Limited stuff I remember (or perhaps mis-remember) from my beginners Latin class circa mid-1970s (Book 1: Meeting the Family) includes the following useless phrases:

Claudia et Cornelia amicae sunt (Claudia and Cornelia are friends)

Marcus et Sextus in horto ludunt (Marcus and Sextus are playing in the garden)

Canes in fossam olfaciunt (the dogs are sniffing in the ditches)

Oh, and I remember our teacher used to get irritated at us for constantly translating servus as servant, when it should have been ‘slave’…

Yup, told ya, totally useless! 🙂

Sit Back, Relax, and Enjoy

These are the kind of directions I like best – once you’ve followed all the other instructions to make your instant soup in a mug, the last direction is to ‘sit back, relax, and enjoy’!

Much as I love cooking from scratch, occasionally I also love the very un-natural taste of processed packet food – especially packet macaroni and cheese, made with a bright orange powder reminiscent of the colour left on your fingers after eating cheesy Wotsits. Or tomato packet soup, red and thick and a real comforting blast from the past from childhood.
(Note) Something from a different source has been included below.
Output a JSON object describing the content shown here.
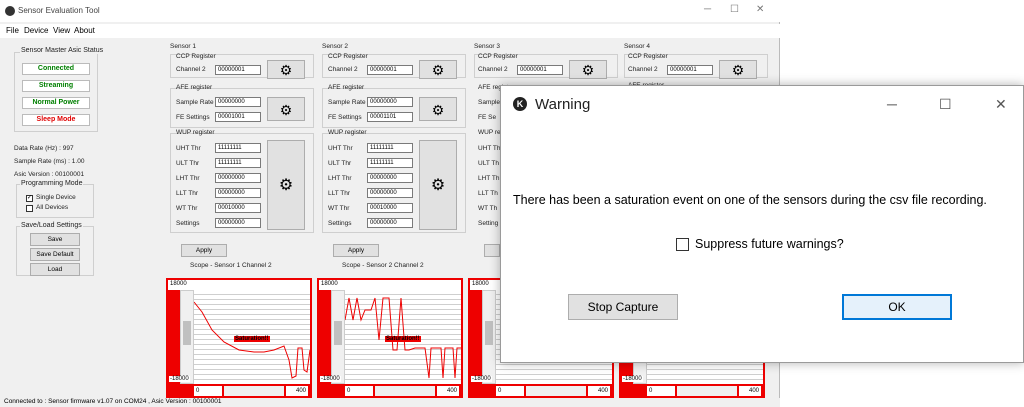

I love the real home-made stuff too, but at different times and for different reasons – growing up in the seventies with a mum who is the first to admit she’s not the world’s best cook, reconstituted packet food was often the tastiest food we ate! 🙂

Stream of Consciousness Saturday: Directions

The Geometry of Life

If I were a geometric shape, I think I would probably be an oval.

The trouble with perfectly-shaped shapes is that they are mostly military-precision angular and straight-line-true in their geometry, and that’s not really me. Of course the most obvious non-angular shape is a circle, quintessentially pristine in every proper Pi-r-squared calculation, and that level of conformity is not really me either.

So I would probably be an oval – equally squat and elongated at the same time, curvy-edged but only showing symmetry from a couple of particular viewpoints, a circle with attitude. Yeah, that would be me… 🙂

Stream of Consciousness Saturday: ‘Val